How to be more respectful of your privacy online

  • July 14, 2021

It’s all about respecting your privacy.

A new study finds that the more privacy you have, the more likely you are to post or share content that violates your privacy rights.

In a new study conducted by the non-profit Open Rights Group, researchers at the University of California, Berkeley found that users who reported more privacy concerns were more likely to share harmful content online.

“People are more likely when they’re not fully informed about their rights to be as aggressive as they are in posting harmful content,” study co-author Jules Cappella told ABC News.

“In other words, they are more willing to post harmful content.”

According to the study, users who say they have been more worried about their privacy online were more willing than users who said they had not been.

The researchers also found that people who reported less privacy concerns also reported posting more harmful content on the Internet.

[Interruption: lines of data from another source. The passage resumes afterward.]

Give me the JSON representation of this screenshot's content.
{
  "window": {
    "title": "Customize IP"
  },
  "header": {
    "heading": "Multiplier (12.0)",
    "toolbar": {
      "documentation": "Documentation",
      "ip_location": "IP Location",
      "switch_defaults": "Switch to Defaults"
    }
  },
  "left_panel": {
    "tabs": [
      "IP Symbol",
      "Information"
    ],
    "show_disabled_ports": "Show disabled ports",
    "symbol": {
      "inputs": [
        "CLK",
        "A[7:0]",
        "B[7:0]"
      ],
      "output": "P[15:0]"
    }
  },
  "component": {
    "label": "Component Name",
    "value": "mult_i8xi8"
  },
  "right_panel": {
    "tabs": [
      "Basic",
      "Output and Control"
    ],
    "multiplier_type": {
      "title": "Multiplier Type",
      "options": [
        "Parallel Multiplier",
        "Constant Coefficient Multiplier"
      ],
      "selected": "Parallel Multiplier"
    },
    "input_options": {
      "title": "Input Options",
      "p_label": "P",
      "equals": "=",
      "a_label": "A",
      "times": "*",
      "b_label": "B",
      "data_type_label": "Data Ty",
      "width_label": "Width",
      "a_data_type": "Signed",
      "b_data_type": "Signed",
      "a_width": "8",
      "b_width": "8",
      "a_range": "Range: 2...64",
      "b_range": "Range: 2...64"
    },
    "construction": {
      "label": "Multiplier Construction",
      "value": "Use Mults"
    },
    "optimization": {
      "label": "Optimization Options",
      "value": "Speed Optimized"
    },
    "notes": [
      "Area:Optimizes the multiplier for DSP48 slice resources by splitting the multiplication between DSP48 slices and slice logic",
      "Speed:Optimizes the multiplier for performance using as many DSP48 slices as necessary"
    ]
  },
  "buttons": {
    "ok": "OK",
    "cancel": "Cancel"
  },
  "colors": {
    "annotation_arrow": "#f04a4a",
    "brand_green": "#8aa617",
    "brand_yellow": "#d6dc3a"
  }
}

“There’s a big difference between a person who has concerns about privacy, and someone who’s just worried about the next social experiment they’ll be in,” Capplla said.

“When you are sharing a threat to someone else’s privacy, you are using the threat as a weapon to control them.”

The study found that when the users had more privacy worries, they were more eager to post and share content harmful to others.

Users who had more issues with their privacy and the way they used the Internet also reported using more harmful online content.

“You’re more likely than someone who doesn’t have these concerns to share or share harmful and threatening content,” Cattia said.

According to Open Rights, the study shows that the problem of online hate speech has been largely overlooked by the media and the government.

“It’s a serious problem that needs to be addressed, and the problem that we’re seeing is that there’s no accountability for the media when it comes to reporting this kind of hate speech,” Cappslla said, adding that it has been a “chilling, disturbing” experience for many people.

“We’ve had to sit down with law enforcement and government officials to make sure that this kind-of hateful speech doesn’t happen again,” she said.

Cattia added that there is a growing body of research showing that online hate is a major contributor to violent crime and other violent outcomes.

“So, we have to be very careful that we don’t give a false sense of security that we can just give people the ability to go online and express their hatred without being subject to the same consequences that we might impose on a violent criminal,” she added.

The study is one of many studies to examine the impact of online speech on social attitudes, according to Open Right.

The group’s director of research, Elizabeth Kline, said that online violence is a problem that has gone largely underreported.

“As we’ve seen in other studies, the Internet is an effective way for people to express themselves, but it’s also a place where people are often afraid to say anything,” Kline said.

“There’s been a lot of talk in the media about the rise of online harassment, but we’ve never really seen that data on the scale that we do with hate speech.”

The idea is to start thinking about what kind of messages we can’t have online and what kind can,” Klines added.